Return every entry exactly.

---------------

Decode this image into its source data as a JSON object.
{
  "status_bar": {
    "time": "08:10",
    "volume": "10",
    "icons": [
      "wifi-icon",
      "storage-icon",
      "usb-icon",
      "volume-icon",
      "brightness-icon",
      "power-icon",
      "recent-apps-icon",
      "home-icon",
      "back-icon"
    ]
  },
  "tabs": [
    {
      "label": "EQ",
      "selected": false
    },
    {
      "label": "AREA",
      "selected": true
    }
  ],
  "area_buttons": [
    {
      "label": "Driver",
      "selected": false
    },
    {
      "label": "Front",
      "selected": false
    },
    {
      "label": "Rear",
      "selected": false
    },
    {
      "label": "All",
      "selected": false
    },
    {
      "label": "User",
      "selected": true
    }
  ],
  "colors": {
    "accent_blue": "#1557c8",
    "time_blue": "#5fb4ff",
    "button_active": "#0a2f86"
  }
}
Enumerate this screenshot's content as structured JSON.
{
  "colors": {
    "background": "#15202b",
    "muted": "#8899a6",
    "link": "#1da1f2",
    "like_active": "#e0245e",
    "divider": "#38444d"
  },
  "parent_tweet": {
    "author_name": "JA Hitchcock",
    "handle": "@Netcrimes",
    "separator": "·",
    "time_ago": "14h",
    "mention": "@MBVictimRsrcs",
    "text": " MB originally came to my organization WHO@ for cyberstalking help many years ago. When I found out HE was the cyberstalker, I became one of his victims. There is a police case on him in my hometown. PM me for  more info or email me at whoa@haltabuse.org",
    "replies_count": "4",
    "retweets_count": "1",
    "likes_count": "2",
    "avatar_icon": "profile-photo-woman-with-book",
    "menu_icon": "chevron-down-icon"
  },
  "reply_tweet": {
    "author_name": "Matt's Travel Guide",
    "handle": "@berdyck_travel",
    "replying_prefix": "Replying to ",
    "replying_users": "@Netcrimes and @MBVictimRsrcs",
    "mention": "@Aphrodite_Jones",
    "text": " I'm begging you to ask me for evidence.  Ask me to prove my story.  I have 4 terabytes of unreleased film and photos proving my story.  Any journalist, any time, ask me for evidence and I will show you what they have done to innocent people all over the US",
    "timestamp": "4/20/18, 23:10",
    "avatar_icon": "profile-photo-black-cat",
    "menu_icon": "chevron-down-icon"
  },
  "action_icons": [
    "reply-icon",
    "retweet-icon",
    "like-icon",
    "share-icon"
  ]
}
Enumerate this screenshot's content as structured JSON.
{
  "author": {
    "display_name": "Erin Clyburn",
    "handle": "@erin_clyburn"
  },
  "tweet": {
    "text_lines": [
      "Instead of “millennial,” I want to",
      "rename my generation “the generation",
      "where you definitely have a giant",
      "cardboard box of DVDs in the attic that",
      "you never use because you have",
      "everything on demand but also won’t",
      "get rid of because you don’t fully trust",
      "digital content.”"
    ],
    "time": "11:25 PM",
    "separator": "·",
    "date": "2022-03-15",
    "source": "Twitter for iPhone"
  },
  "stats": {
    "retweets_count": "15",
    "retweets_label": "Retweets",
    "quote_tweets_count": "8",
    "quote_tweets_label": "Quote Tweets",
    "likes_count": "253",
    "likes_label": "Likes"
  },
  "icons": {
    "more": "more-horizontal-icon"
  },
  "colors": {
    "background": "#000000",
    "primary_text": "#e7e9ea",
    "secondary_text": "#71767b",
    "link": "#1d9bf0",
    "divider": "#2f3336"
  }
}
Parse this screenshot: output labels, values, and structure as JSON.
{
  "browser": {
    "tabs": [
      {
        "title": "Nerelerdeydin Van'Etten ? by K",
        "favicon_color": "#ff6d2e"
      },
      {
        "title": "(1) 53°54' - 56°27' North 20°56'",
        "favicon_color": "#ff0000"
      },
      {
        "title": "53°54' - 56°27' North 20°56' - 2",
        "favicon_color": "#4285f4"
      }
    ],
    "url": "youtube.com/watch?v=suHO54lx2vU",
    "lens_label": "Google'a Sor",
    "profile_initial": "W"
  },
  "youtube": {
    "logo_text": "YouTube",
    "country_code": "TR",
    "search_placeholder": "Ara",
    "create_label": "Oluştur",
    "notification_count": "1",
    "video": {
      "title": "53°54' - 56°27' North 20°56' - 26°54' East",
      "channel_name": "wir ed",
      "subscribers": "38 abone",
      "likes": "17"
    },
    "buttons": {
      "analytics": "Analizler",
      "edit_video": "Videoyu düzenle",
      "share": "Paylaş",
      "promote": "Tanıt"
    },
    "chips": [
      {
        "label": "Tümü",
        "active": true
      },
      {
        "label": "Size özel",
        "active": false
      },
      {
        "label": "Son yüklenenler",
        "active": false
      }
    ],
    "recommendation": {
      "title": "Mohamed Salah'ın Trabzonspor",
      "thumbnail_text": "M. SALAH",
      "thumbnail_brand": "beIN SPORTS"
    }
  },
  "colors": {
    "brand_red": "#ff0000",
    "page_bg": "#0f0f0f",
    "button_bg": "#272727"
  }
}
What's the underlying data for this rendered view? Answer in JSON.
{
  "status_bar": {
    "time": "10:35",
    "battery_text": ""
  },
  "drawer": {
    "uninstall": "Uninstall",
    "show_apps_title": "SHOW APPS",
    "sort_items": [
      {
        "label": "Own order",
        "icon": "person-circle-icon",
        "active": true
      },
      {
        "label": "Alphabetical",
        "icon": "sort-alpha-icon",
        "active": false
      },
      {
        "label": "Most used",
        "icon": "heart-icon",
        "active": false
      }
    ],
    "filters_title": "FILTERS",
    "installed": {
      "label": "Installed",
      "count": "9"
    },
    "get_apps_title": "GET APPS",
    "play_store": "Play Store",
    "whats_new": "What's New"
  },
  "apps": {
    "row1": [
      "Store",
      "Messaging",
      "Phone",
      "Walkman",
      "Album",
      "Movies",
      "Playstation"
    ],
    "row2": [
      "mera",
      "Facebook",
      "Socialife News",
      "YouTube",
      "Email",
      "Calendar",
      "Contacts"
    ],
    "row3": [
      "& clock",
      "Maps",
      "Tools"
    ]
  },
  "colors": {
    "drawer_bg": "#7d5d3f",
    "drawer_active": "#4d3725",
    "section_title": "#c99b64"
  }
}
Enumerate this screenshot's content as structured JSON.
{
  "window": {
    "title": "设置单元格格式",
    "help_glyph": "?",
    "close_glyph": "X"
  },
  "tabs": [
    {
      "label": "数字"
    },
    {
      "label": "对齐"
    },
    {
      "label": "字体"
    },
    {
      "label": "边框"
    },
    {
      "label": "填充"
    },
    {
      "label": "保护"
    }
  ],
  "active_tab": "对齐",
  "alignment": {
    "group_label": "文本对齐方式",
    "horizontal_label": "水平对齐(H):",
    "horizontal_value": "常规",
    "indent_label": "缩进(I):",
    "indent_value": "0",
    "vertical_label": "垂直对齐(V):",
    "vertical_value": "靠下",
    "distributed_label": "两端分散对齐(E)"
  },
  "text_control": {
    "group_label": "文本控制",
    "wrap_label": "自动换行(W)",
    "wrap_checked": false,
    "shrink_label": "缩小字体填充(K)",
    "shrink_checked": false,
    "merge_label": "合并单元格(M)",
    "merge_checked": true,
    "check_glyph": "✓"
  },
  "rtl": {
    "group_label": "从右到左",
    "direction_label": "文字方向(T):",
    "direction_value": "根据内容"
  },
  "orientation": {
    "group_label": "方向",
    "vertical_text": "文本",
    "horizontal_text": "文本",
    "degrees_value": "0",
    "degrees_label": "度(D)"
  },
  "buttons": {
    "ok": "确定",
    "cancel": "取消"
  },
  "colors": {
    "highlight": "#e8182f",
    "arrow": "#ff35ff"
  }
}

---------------

Solution:
Decode this image into its source data as a JSON object.
{
  "status_bar": {
    "time": "08:10",
    "volume": "10",
    "icons": [
      "wifi-icon",
      "storage-icon",
      "usb-icon",
      "volume-icon",
      "brightness-icon",
      "power-icon",
      "recent-apps-icon",
      "home-icon",
      "back-icon"
    ]
  },
  "tabs": [
    {
      "label": "EQ",
      "selected": false
    },
    {
      "label": "AREA",
      "selected": true
    }
  ],
  "area_buttons": [
    {
      "label": "Driver",
      "selected": false
    },
    {
      "label": "Front",
      "selected": false
    },
    {
      "label": "Rear",
      "selected": false
    },
    {
      "label": "All",
      "selected": false
    },
    {
      "label": "User",
      "selected": true
    }
  ],
  "colors": {
    "accent_blue": "#1557c8",
    "time_blue": "#5fb4ff",
    "button_active": "#0a2f86"
  }
}
Enumerate this screenshot's content as structured JSON.
{
  "colors": {
    "background": "#15202b",
    "muted": "#8899a6",
    "link": "#1da1f2",
    "like_active": "#e0245e",
    "divider": "#38444d"
  },
  "parent_tweet": {
    "author_name": "JA Hitchcock",
    "handle": "@Netcrimes",
    "separator": "·",
    "time_ago": "14h",
    "mention": "@MBVictimRsrcs",
    "text": " MB originally came to my organization WHO@ for cyberstalking help many years ago. When I found out HE was the cyberstalker, I became one of his victims. There is a police case on him in my hometown. PM me for  more info or email me at whoa@haltabuse.org",
    "replies_count": "4",
    "retweets_count": "1",
    "likes_count": "2",
    "avatar_icon": "profile-photo-woman-with-book",
    "menu_icon": "chevron-down-icon"
  },
  "reply_tweet": {
    "author_name": "Matt's Travel Guide",
    "handle": "@berdyck_travel",
    "replying_prefix": "Replying to ",
    "replying_users": "@Netcrimes and @MBVictimRsrcs",
    "mention": "@Aphrodite_Jones",
    "text": " I'm begging you to ask me for evidence.  Ask me to prove my story.  I have 4 terabytes of unreleased film and photos proving my story.  Any journalist, any time, ask me for evidence and I will show you what they have done to innocent people all over the US",
    "timestamp": "4/20/18, 23:10",
    "avatar_icon": "profile-photo-black-cat",
    "menu_icon": "chevron-down-icon"
  },
  "action_icons": [
    "reply-icon",
    "retweet-icon",
    "like-icon",
    "share-icon"
  ]
}
Enumerate this screenshot's content as structured JSON.
{
  "author": {
    "display_name": "Erin Clyburn",
    "handle": "@erin_clyburn"
  },
  "tweet": {
    "text_lines": [
      "Instead of “millennial,” I want to",
      "rename my generation “the generation",
      "where you definitely have a giant",
      "cardboard box of DVDs in the attic that",
      "you never use because you have",
      "everything on demand but also won’t",
      "get rid of because you don’t fully trust",
      "digital content.”"
    ],
    "time": "11:25 PM",
    "separator": "·",
    "date": "2022-03-15",
    "source": "Twitter for iPhone"
  },
  "stats": {
    "retweets_count": "15",
    "retweets_label": "Retweets",
    "quote_tweets_count": "8",
    "quote_tweets_label": "Quote Tweets",
    "likes_count": "253",
    "likes_label": "Likes"
  },
  "icons": {
    "more": "more-horizontal-icon"
  },
  "colors": {
    "background": "#000000",
    "primary_text": "#e7e9ea",
    "secondary_text": "#71767b",
    "link": "#1d9bf0",
    "divider": "#2f3336"
  }
}
Parse this screenshot: output labels, values, and structure as JSON.
{
  "browser": {
    "tabs": [
      {
        "title": "Nerelerdeydin Van'Etten ? by K",
        "favicon_color": "#ff6d2e"
      },
      {
        "title": "(1) 53°54' - 56°27' North 20°56'",
        "favicon_color": "#ff0000"
      },
      {
        "title": "53°54' - 56°27' North 20°56' - 2",
        "favicon_color": "#4285f4"
      }
    ],
    "url": "youtube.com/watch?v=suHO54lx2vU",
    "lens_label": "Google'a Sor",
    "profile_initial": "W"
  },
  "youtube": {
    "logo_text": "YouTube",
    "country_code": "TR",
    "search_placeholder": "Ara",
    "create_label": "Oluştur",
    "notification_count": "1",
    "video": {
      "title": "53°54' - 56°27' North 20°56' - 26°54' East",
      "channel_name": "wir ed",
      "subscribers": "38 abone",
      "likes": "17"
    },
    "buttons": {
      "analytics": "Analizler",
      "edit_video": "Videoyu düzenle",
      "share": "Paylaş",
      "promote": "Tanıt"
    },
    "chips": [
      {
        "label": "Tümü",
        "active": true
      },
      {
        "label": "Size özel",
        "active": false
      },
      {
        "label": "Son yüklenenler",
        "active": false
      }
    ],
    "recommendation": {
      "title": "Mohamed Salah'ın Trabzonspor",
      "thumbnail_text": "M. SALAH",
      "thumbnail_brand": "beIN SPORTS"
    }
  },
  "colors": {
    "brand_red": "#ff0000",
    "page_bg": "#0f0f0f",
    "button_bg": "#272727"
  }
}
What's the underlying data for this rendered view? Answer in JSON.
{
  "status_bar": {
    "time": "10:35",
    "battery_text": ""
  },
  "drawer": {
    "uninstall": "Uninstall",
    "show_apps_title": "SHOW APPS",
    "sort_items": [
      {
        "label": "Own order",
        "icon": "person-circle-icon",
        "active": true
      },
      {
        "label": "Alphabetical",
        "icon": "sort-alpha-icon",
        "active": false
      },
      {
        "label": "Most used",
        "icon": "heart-icon",
        "active": false
      }
    ],
    "filters_title": "FILTERS",
    "installed": {
      "label": "Installed",
      "count": "9"
    },
    "get_apps_title": "GET APPS",
    "play_store": "Play Store",
    "whats_new": "What's New"
  },
  "apps": {
    "row1": [
      "Store",
      "Messaging",
      "Phone",
      "Walkman",
      "Album",
      "Movies",
      "Playstation"
    ],
    "row2": [
      "mera",
      "Facebook",
      "Socialife News",
      "YouTube",
      "Email",
      "Calendar",
      "Contacts"
    ],
    "row3": [
      "& clock",
      "Maps",
      "Tools"
    ]
  },
  "colors": {
    "drawer_bg": "#7d5d3f",
    "drawer_active": "#4d3725",
    "section_title": "#c99b64"
  }
}
Enumerate this screenshot's content as structured JSON.
{
  "window": {
    "title": "设置单元格格式",
    "help_glyph": "?",
    "close_glyph": "X"
  },
  "tabs": [
    {
      "label": "数字"
    },
    {
      "label": "对齐"
    },
    {
      "label": "字体"
    },
    {
      "label": "边框"
    },
    {
      "label": "填充"
    },
    {
      "label": "保护"
    }
  ],
  "active_tab": "对齐",
  "alignment": {
    "group_label": "文本对齐方式",
    "horizontal_label": "水平对齐(H):",
    "horizontal_value": "常规",
    "indent_label": "缩进(I):",
    "indent_value": "0",
    "vertical_label": "垂直对齐(V):",
    "vertical_value": "靠下",
    "distributed_label": "两端分散对齐(E)"
  },
  "text_control": {
    "group_label": "文本控制",
    "wrap_label": "自动换行(W)",
    "wrap_checked": false,
    "shrink_label": "缩小字体填充(K)",
    "shrink_checked": false,
    "merge_label": "合并单元格(M)",
    "merge_checked": true,
    "check_glyph": "✓"
  },
  "rtl": {
    "group_label": "从右到左",
    "direction_label": "文字方向(T):",
    "direction_value": "根据内容"
  },
  "orientation": {
    "group_label": "方向",
    "vertical_text": "文本",
    "horizontal_text": "文本",
    "degrees_value": "0",
    "degrees_label": "度(D)"
  },
  "buttons": {
    "ok": "确定",
    "cancel": "取消"
  },
  "colors": {
    "highlight": "#e8182f",
    "arrow": "#ff35ff"
  }
}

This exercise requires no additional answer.